Sure, talking is an important way that we humans communicate with one another, but it strikes me that people are so damned busy listening themselves talk that they never pause long enough to consider if what they’re saying actually adds anything to the moment. More often than not, it really, really doesn’t. Sadly, social convention frowns on us from looking someone directly in the eye and telling them to STFU, so we’re left to use more subtle cues like body language to try letting them know that we are less than interested in hearing that really funny story about what happened on their family vacation 40 years ago for the fourth or fifth time. I suspect the real reason homicide is illegal is because at times like that, wrapping your hands around someone’s throat and choking the life out of them seems like a perfectly reasonable course of action.
If I don’t leave the house, I can pass an entire day without saying 100 words from the time I wake up to the time I go back to bed. Not everyone is so laconic, I know. If I find there’s something that needs said, I’m more than happy to speak up loud and long, but I like to think I know the difference between having a point and just nattering at everyone who wanders by because I’m bored. If you’re really that desperate to tell every passing stranger your life story, I have a modest recommendation: get a dog. They’re always terribly interested in whatever you have to say. If you crave a wider audience, start a blog or work part time writing for your local newspaper. Hell, sign up for your own public access television show for all I care, but please, for the love of Good, His saints, and all things good and holy, leave me out of it. If you must include me in your delusions of being interesting, at least have the decency not to ruin it by talking.
I’ve had my fill of waging war against overbearing bosses and know-it-all colleagues. I do my best these days to keep my head down and avoid notice whenever possible. I don’t want to stand out or fall behind. I want to hide right in the middle of the curve. I’ve said it before, but I really just wan to do the job and get home as quickly as possible at the end of the day.
I’ve always had a temper, but was blessed with an incredibly long fuse. Because of that, most people have never seen me detonate. At most, they find me at a simmer or more rarely moving on towards a rolling boil. For the sake of professional decorum and not wanting to give away that someone’s actually gotten under my skin, I try very hard to keep it from boiling over. Once I’ve reached the point of no return, one of two things are going to happen. I’m going to slam something down on the desk and storm out of the room or more likely I’m going to get very quiet, set my jaw, and hiss something at you through clenched teeth.

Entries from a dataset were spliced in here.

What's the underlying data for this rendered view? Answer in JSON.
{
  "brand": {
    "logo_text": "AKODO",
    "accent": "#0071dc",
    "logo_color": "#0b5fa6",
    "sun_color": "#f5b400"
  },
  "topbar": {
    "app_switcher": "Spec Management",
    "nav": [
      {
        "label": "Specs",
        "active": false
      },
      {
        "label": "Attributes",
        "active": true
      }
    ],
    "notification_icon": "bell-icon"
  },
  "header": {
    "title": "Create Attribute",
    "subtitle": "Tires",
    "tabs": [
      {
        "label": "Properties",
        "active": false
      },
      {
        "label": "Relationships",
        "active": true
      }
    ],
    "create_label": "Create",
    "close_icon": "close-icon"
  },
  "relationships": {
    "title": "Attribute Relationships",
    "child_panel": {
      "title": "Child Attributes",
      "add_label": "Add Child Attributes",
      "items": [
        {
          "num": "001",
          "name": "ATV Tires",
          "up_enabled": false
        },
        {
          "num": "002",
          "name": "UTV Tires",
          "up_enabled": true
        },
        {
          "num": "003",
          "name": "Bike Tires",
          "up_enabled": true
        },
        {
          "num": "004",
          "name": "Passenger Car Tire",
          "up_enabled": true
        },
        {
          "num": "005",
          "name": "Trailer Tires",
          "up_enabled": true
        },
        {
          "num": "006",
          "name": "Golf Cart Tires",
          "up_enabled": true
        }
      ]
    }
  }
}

It seems that I’ve finally reached that snapping point with someone, who yesterday cornered me at my desk to tell me their family stories of long, lingering deaths. I have no earthly idea why anyone would consider this appropriate office conversation, or really appropriate for anyone other than family and the closest of friends. After 30 minutes of aural abuse, I finally snapped; not so much because today was particularly troubling, but because it’s been the same thing for months now.
Hey, we all have our own personal cross to bear. Yours don’t make you any more special, troubled, or saintly than anyone else around here. Apparently telling someone that to their face is considered impolite. The up side is they haven’t said anything to me in two days. On balance, being thought impolite is a small price to pay for that kind of peace and quiet.
Editorial Note: This part of a continuing series of posts previously available on a now defunct website. They are appearing on http://www.jeffreytharp.com for the first time. This post has been time stamped to correspond to its original publication date